▶ _Work item_
Copy the data that follows exactly. Include no pictures.

Records drawn from a dataset:
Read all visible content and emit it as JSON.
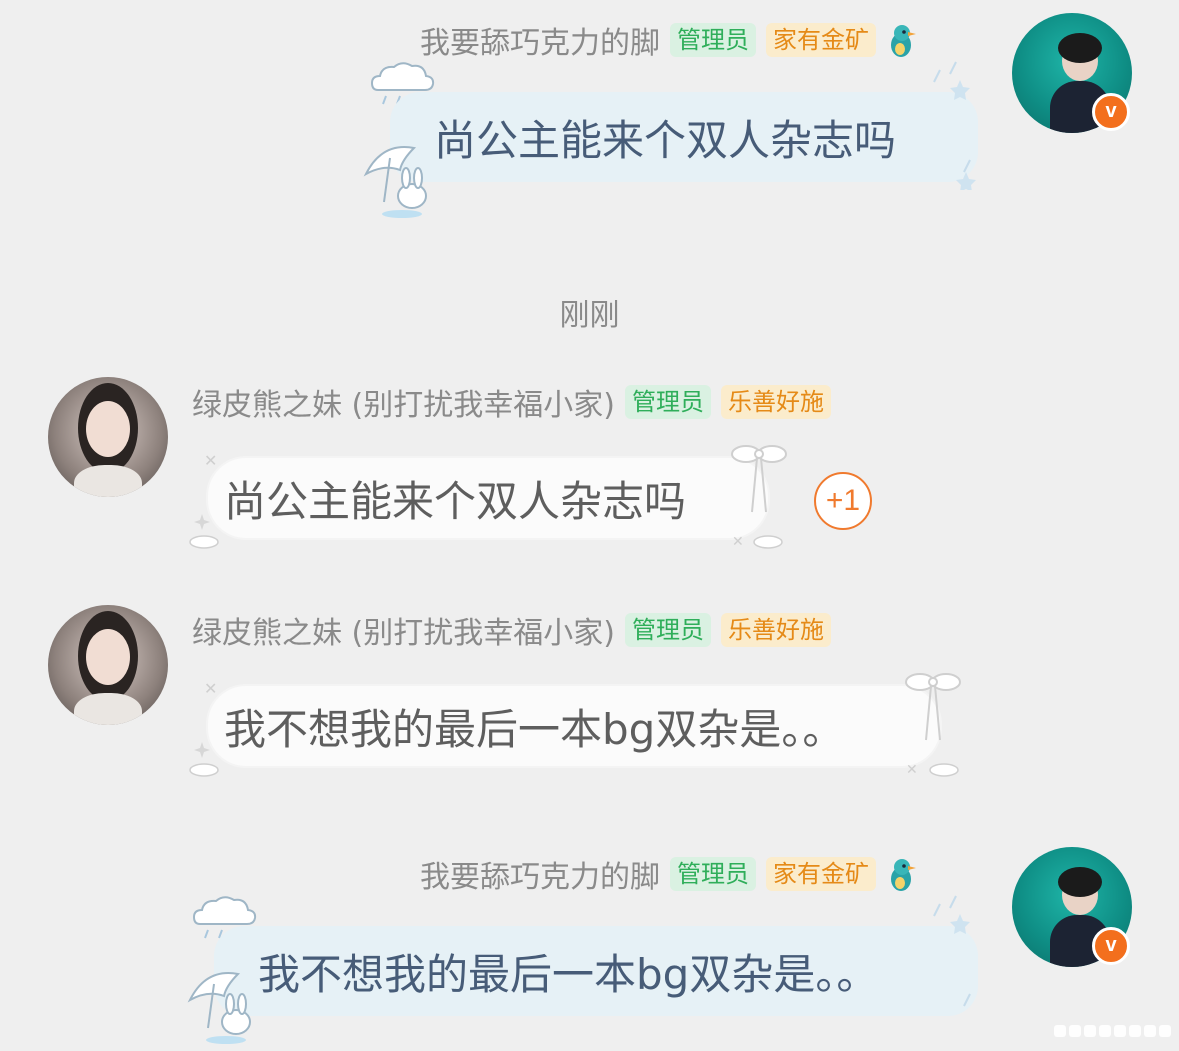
{
  "messages": [
    {
      "side": "right",
      "user": "我要舔巧克力的脚",
      "tags": [
        "管理员",
        "家有金矿"
      ],
      "text": "尚公主能来个双人杂志吗"
    },
    {
      "side": "left",
      "user": "绿皮熊之妹 (别打扰我幸福小家)",
      "tags": [
        "管理员",
        "乐善好施"
      ],
      "text": "尚公主能来个双人杂志吗",
      "plus_one": "+1"
    },
    {
      "side": "left",
      "user": "绿皮熊之妹 (别打扰我幸福小家)",
      "tags": [
        "管理员",
        "乐善好施"
      ],
      "text": "我不想我的最后一本bg双杂是。。"
    },
    {
      "side": "right",
      "user": "我要舔巧克力的脚",
      "tags": [
        "管理员",
        "家有金矿"
      ],
      "text": "我不想我的最后一本bg双杂是。。"
    }
  ],
  "timestamp": "刚刚",
  "badge_letter": "v",
  "colors": {
    "background": "#efefef",
    "admin_tag": "#2fae5a",
    "gold_tag": "#e58a17",
    "vip_badge": "#f36f1d"
  },
  "icons": [
    "kingfisher-icon",
    "cloud-rain-icon",
    "umbrella-bunny-icon",
    "bow-ribbon-icon",
    "sparkle-icon"
  ]
}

▶ _Solution below_
Read all visible content and emit it as JSON.
{
  "messages": [
    {
      "side": "right",
      "user": "我要舔巧克力的脚",
      "tags": [
        "管理员",
        "家有金矿"
      ],
      "text": "尚公主能来个双人杂志吗"
    },
    {
      "side": "left",
      "user": "绿皮熊之妹 (别打扰我幸福小家)",
      "tags": [
        "管理员",
        "乐善好施"
      ],
      "text": "尚公主能来个双人杂志吗",
      "plus_one": "+1"
    },
    {
      "side": "left",
      "user": "绿皮熊之妹 (别打扰我幸福小家)",
      "tags": [
        "管理员",
        "乐善好施"
      ],
      "text": "我不想我的最后一本bg双杂是。。"
    },
    {
      "side": "right",
      "user": "我要舔巧克力的脚",
      "tags": [
        "管理员",
        "家有金矿"
      ],
      "text": "我不想我的最后一本bg双杂是。。"
    }
  ],
  "timestamp": "刚刚",
  "badge_letter": "v",
  "colors": {
    "background": "#efefef",
    "admin_tag": "#2fae5a",
    "gold_tag": "#e58a17",
    "vip_badge": "#f36f1d"
  },
  "icons": [
    "kingfisher-icon",
    "cloud-rain-icon",
    "umbrella-bunny-icon",
    "bow-ribbon-icon",
    "sparkle-icon"
  ]
}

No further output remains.